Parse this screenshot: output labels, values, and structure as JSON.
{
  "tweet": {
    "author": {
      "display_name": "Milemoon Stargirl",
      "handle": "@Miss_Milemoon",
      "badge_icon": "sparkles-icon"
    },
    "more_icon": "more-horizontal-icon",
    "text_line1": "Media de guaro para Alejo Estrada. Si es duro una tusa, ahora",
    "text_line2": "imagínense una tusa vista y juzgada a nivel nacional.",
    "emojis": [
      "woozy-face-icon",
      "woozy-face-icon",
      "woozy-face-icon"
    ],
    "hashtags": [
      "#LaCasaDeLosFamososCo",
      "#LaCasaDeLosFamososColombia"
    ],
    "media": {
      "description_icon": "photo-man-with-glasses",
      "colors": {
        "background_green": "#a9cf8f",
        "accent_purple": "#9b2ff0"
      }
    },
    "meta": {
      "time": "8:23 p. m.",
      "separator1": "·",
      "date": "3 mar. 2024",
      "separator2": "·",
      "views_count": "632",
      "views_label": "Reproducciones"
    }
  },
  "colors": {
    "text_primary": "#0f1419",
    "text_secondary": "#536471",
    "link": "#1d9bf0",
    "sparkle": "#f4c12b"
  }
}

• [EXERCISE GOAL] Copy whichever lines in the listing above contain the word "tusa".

• [EXERCISE SOLUTION]
    "text_line1": "Media de guaro para Alejo Estrada. Si es duro una tusa, ahora",
    "text_line2": "imagínense una tusa vista y juzgada a nivel nacional.",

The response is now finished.